-If, after trying prescribed treatment(s) about two or three times and getting little or no relief, you should ask your doctor to change the treatment.
-Patients are strongly urged to treat migraine attacks early: some references indicated to take it within about 2 hours of the start of headache to get full benefit of treatments.
-Taking it earlier is better: as early as possible.
Migraine Treatment: Medication Limits
-Some chronic headaches are due to overuse of medicine
-Avoid using migraine-prescribed medicines more than twice per week. -Using and tapering medicine for migraine should proceed under your doctor’s supervision.

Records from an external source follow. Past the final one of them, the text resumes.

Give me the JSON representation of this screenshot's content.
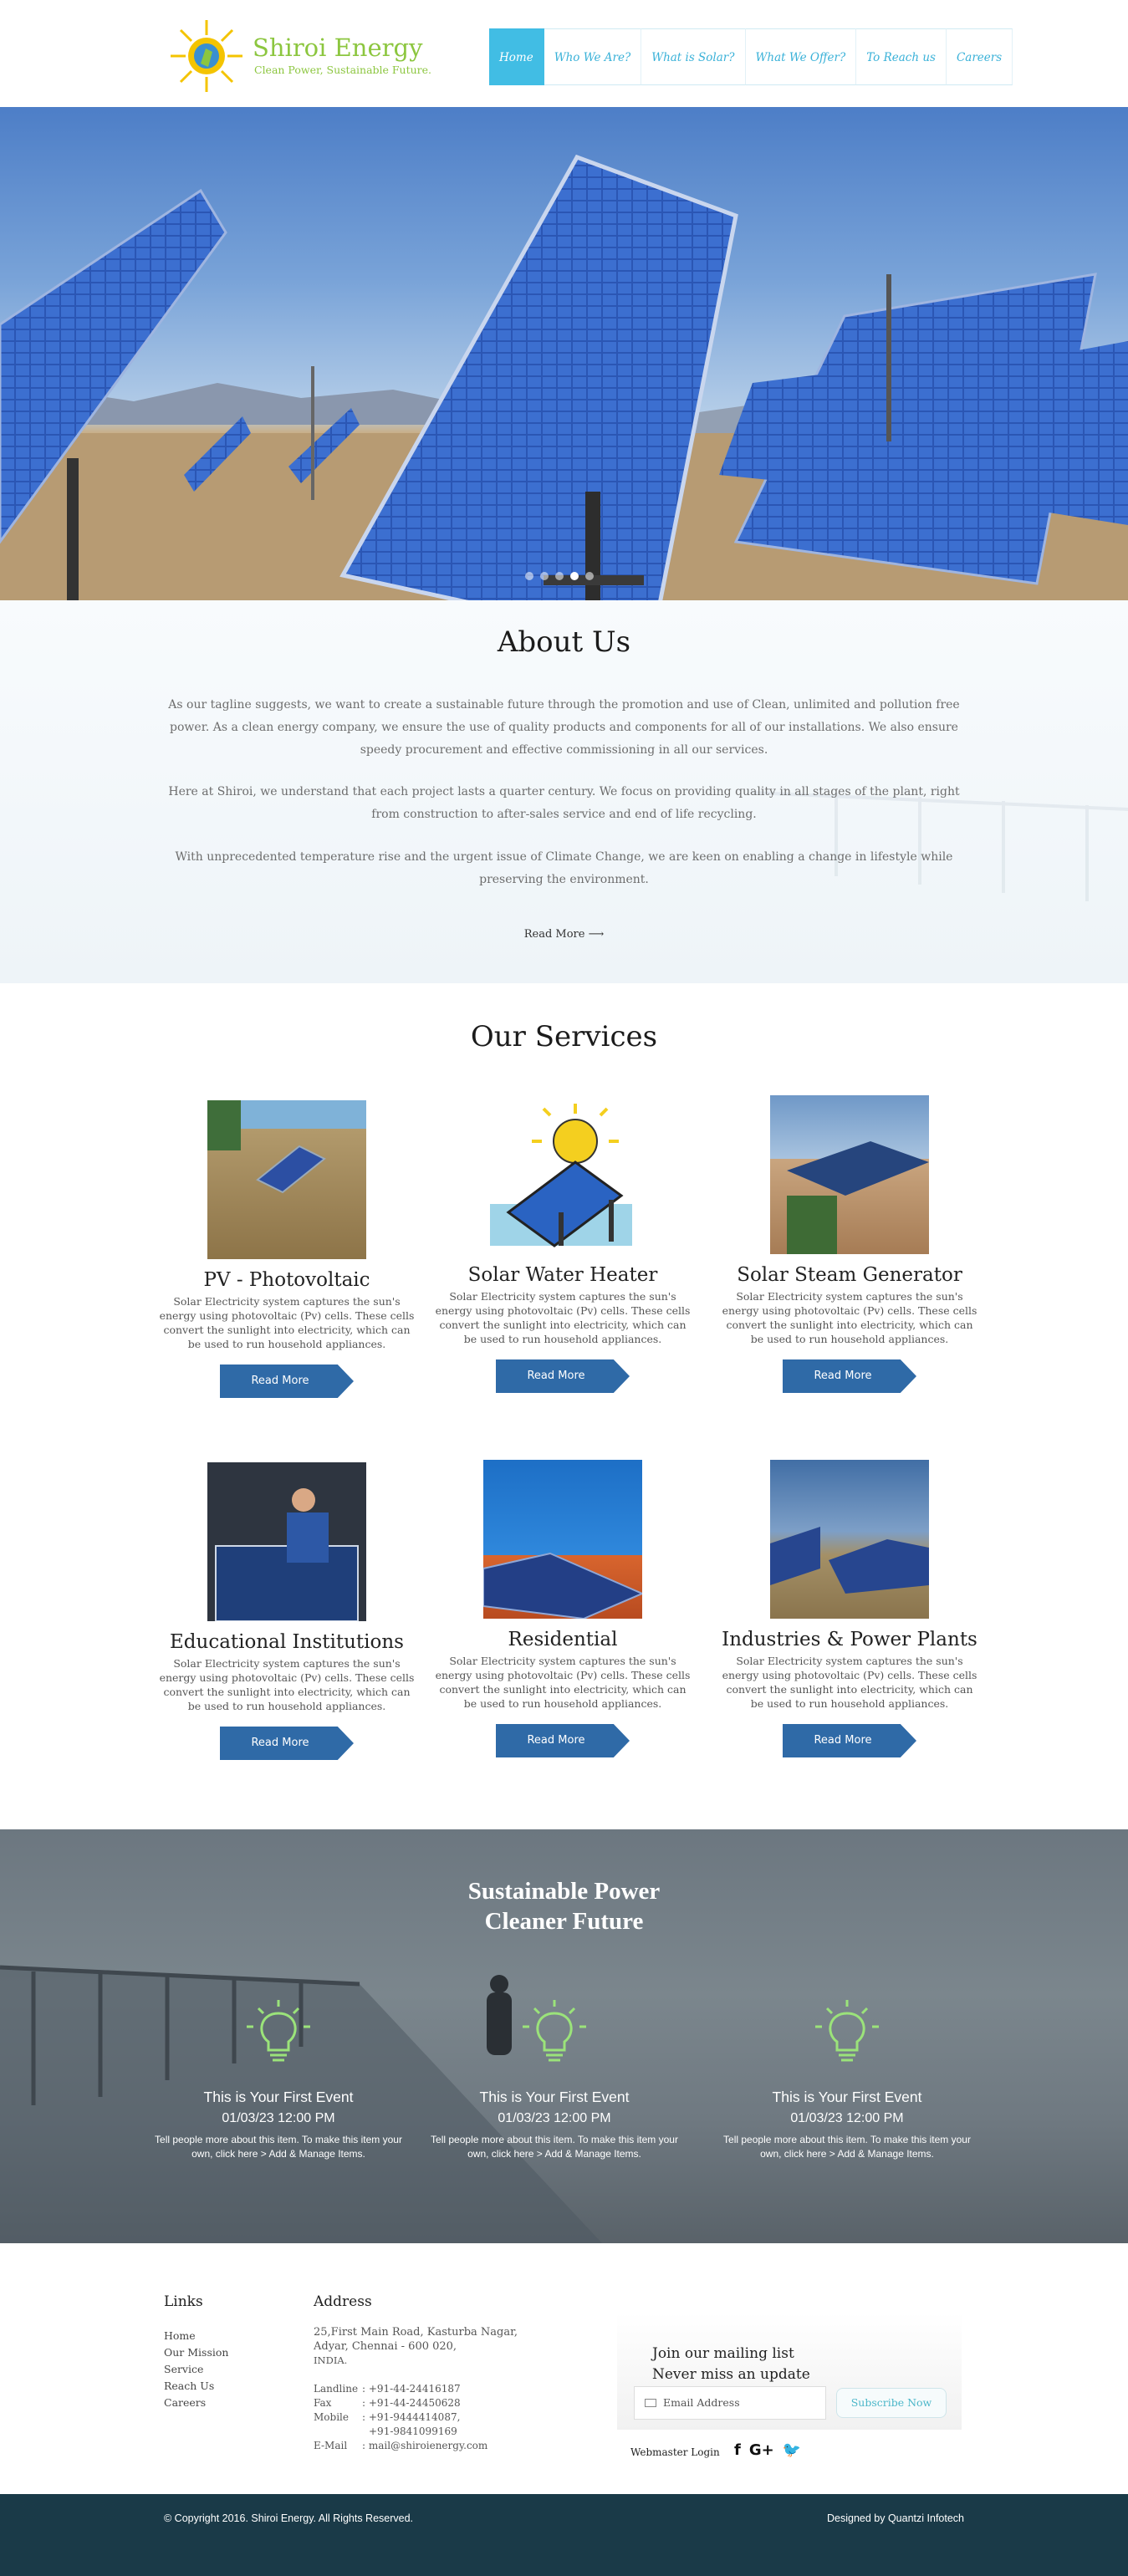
{
  "header": {
    "brand_name": "Shiroi Energy",
    "brand_tagline": "Clean Power, Sustainable Future.",
    "nav": [
      "Home",
      "Who We Are?",
      "What is Solar?",
      "What We Offer?",
      "To Reach us",
      "Careers"
    ],
    "active_nav": "Home",
    "accent_color": "#41bde4",
    "brand_color": "#8cc63f"
  },
  "hero": {
    "slides_count": 5,
    "active_slide": 4
  },
  "about": {
    "title": "About Us",
    "paragraphs": [
      "As our tagline suggests, we want to create a sustainable future through the promotion and use of Clean, unlimited and pollution free power. As a clean energy company, we ensure the use of quality products and  components for all of our installations. We also ensure speedy procurement and effective commissioning in all our services.",
      "Here at Shiroi, we understand that each project lasts a quarter century. We focus on providing quality in all stages of the plant, right from construction to after-sales service and end of life recycling.",
      "With unprecedented temperature rise and the urgent issue of Climate Change, we are keen on enabling a change in lifestyle while preserving the environment."
    ],
    "read_more": "Read More"
  },
  "services": {
    "title": "Our Services",
    "items": [
      {
        "title": "PV - Photovoltaic",
        "desc": "Solar Electricity system captures the sun's energy using photovoltaic (Pv) cells. These cells convert the sunlight into electricity, which can be used to run household appliances.",
        "button": "Read More",
        "icon": "thatched-roof-solar-image"
      },
      {
        "title": "Solar Water Heater",
        "desc": "Solar Electricity system captures the sun's energy using photovoltaic (Pv) cells. These cells convert the sunlight into electricity, which can be used to run household appliances.",
        "button": "Read More",
        "icon": "sun-panel-illustration"
      },
      {
        "title": "Solar Steam Generator",
        "desc": "Solar Electricity system captures the sun's energy using photovoltaic (Pv) cells. These cells convert the sunlight into electricity, which can be used to run household appliances.",
        "button": "Read More",
        "icon": "house-roof-solar-image"
      },
      {
        "title": "Educational Institutions",
        "desc": "Solar Electricity system captures the sun's energy using photovoltaic (Pv) cells. These cells convert the sunlight into electricity, which can be used to run household appliances.",
        "button": "Read More",
        "icon": "student-solar-panel-image"
      },
      {
        "title": "Residential",
        "desc": "Solar Electricity system captures the sun's energy using photovoltaic (Pv) cells. These cells convert the sunlight into electricity, which can be used to run household appliances.",
        "button": "Read More",
        "icon": "rooftop-panels-image"
      },
      {
        "title": "Industries & Power Plants",
        "desc": "Solar Electricity system captures the sun's energy using photovoltaic (Pv) cells. These cells convert the sunlight into electricity, which can be used to run household appliances.",
        "button": "Read More",
        "icon": "solar-farm-image"
      }
    ]
  },
  "events": {
    "title_line1": "Sustainable Power",
    "title_line2": "Cleaner Future",
    "items": [
      {
        "title": "This is Your First Event",
        "date": "01/03/23   12:00 PM",
        "desc": "Tell people more about this item. To make this item your own, click here > Add & Manage Items."
      },
      {
        "title": "This is Your First Event",
        "date": "01/03/23   12:00 PM",
        "desc": "Tell people more about this item. To make this item your own, click here > Add & Manage Items."
      },
      {
        "title": "This is Your First Event",
        "date": "01/03/23   12:00 PM",
        "desc": "Tell people more about this item. To make this item your own, click here > Add & Manage Items."
      }
    ],
    "bulb_color": "#9be37a"
  },
  "footer": {
    "links_title": "Links",
    "links": [
      "Home",
      "Our Mission",
      "Service",
      "Reach Us",
      "Careers"
    ],
    "address_title": "Address",
    "address_lines": [
      "25,First Main Road, Kasturba Nagar,",
      "Adyar, Chennai - 600 020,",
      "INDIA."
    ],
    "contacts": [
      {
        "label": "Landline",
        "value": ": +91-44-24416187"
      },
      {
        "label": "Fax",
        "value": ": +91-44-24450628"
      },
      {
        "label": "Mobile",
        "value": ": +91-9444414087,"
      },
      {
        "label": "",
        "value": "+91-9841099169"
      },
      {
        "label": "E-Mail",
        "value": ": mail@shiroienergy.com"
      }
    ],
    "mailing_line1": "Join our mailing list",
    "mailing_line2": "Never miss an update",
    "email_placeholder": "Email Address",
    "subscribe": "Subscribe Now",
    "webmaster": "Webmaster Login",
    "social": [
      "f",
      "G+",
      "🐦"
    ],
    "copyright": "© Copyright 2016.  Shiroi Energy. All Rights Reserved.",
    "designed_by": "Designed by Quantzi Infotech",
    "bottom_color": "#1a3a48"
  }
}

-Narcotics are a bad idea except used only as a last resort for migraine because they are addictive and very easily cause rebound headache pain. For example, only in an emergent situation, an ER visit.
Migraine: When to Seek Emergent Care

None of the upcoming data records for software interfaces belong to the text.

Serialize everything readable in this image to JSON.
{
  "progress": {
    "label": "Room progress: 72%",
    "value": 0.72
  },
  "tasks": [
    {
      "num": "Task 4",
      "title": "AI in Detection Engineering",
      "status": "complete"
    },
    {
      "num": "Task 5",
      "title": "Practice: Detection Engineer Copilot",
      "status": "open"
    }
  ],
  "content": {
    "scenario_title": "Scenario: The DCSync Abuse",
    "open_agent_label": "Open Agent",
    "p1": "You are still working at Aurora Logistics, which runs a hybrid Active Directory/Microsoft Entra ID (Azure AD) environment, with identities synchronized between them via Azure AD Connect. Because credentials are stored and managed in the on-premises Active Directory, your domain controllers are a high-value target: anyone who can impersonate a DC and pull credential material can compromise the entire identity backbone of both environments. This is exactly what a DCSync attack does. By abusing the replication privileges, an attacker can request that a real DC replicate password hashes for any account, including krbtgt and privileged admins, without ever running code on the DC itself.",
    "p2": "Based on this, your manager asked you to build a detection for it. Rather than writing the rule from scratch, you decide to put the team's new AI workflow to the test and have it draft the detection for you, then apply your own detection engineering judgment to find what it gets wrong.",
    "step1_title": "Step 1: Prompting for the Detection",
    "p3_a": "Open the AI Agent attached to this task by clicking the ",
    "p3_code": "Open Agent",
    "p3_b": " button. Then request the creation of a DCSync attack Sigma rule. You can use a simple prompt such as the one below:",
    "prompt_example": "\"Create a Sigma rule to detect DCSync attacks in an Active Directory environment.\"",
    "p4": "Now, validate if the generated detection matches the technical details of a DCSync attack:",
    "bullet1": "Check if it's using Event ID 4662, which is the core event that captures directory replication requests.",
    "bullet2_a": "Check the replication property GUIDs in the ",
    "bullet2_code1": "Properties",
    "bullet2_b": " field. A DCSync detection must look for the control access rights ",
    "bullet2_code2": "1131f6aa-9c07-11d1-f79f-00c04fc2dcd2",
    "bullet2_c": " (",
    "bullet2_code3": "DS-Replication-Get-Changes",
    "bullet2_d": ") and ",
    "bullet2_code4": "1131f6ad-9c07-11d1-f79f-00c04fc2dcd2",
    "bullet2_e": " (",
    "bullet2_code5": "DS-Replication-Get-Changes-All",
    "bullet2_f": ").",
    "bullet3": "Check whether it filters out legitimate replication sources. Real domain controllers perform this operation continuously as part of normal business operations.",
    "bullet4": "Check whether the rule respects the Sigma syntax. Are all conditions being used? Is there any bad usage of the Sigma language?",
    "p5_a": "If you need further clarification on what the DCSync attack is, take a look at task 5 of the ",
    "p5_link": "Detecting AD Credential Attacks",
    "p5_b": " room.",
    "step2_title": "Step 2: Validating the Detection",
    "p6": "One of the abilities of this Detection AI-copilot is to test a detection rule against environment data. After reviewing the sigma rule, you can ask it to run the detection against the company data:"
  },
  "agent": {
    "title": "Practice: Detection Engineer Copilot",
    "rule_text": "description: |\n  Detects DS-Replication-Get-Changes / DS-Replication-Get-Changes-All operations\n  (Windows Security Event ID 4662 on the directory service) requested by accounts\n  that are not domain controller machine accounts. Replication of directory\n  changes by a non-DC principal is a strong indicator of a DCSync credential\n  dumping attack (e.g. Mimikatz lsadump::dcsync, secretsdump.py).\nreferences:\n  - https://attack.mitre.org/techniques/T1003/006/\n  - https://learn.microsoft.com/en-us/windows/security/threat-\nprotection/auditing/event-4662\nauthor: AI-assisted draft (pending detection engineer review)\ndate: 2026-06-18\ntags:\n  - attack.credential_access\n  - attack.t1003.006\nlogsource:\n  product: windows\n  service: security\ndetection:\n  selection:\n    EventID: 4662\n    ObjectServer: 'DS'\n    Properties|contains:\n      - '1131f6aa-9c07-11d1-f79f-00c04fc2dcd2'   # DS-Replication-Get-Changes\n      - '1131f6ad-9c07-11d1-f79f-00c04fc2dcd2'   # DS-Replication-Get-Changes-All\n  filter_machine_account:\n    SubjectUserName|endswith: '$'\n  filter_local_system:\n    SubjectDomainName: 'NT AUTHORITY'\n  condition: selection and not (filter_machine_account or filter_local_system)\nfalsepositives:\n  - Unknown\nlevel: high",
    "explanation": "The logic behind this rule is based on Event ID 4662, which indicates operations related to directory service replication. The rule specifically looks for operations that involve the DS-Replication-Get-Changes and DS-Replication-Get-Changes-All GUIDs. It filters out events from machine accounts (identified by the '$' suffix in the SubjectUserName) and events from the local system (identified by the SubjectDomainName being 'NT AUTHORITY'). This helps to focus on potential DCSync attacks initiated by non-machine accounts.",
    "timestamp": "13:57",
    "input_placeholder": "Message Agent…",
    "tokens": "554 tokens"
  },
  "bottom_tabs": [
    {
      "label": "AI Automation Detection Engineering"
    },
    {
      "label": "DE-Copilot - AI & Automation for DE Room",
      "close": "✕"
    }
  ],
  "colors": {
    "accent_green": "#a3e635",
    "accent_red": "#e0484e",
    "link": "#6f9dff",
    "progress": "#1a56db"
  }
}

Most people know the pattern of their attacks (triggers, auras, and headache pain intensity). However, new headaches, in people with or without a migraine history, that last two or more days should be checked by a doctor. However, if a headache develops with symptoms such as fever, stiff neck, confusion, or paralysis, the person should be examined emergently and should be taken to an Emergency Medicine Department for scans and thorough evaluation.
Okay people, now you know pretty much everything about migraine… I hope it’s information you don’t need for yourself, and that you can tuck it away in your brain for the who knows when future. If you learned something, great! If you’re interested in a blog about a specific topic, please feel free to leave that in this comments section and I’ll see what I can do. And don’t forget about the sex and orgasm survey people! We need people to agree to be contacted once we finish it, so leave that in the comments too if you’re willing to takw it. Please pass this blog on to friends and fam. And definitely check out my YouTube channel for all of my videos and please like, comment, and share those too. As always, my book Tales From the Couch is available on Amazon and in the office.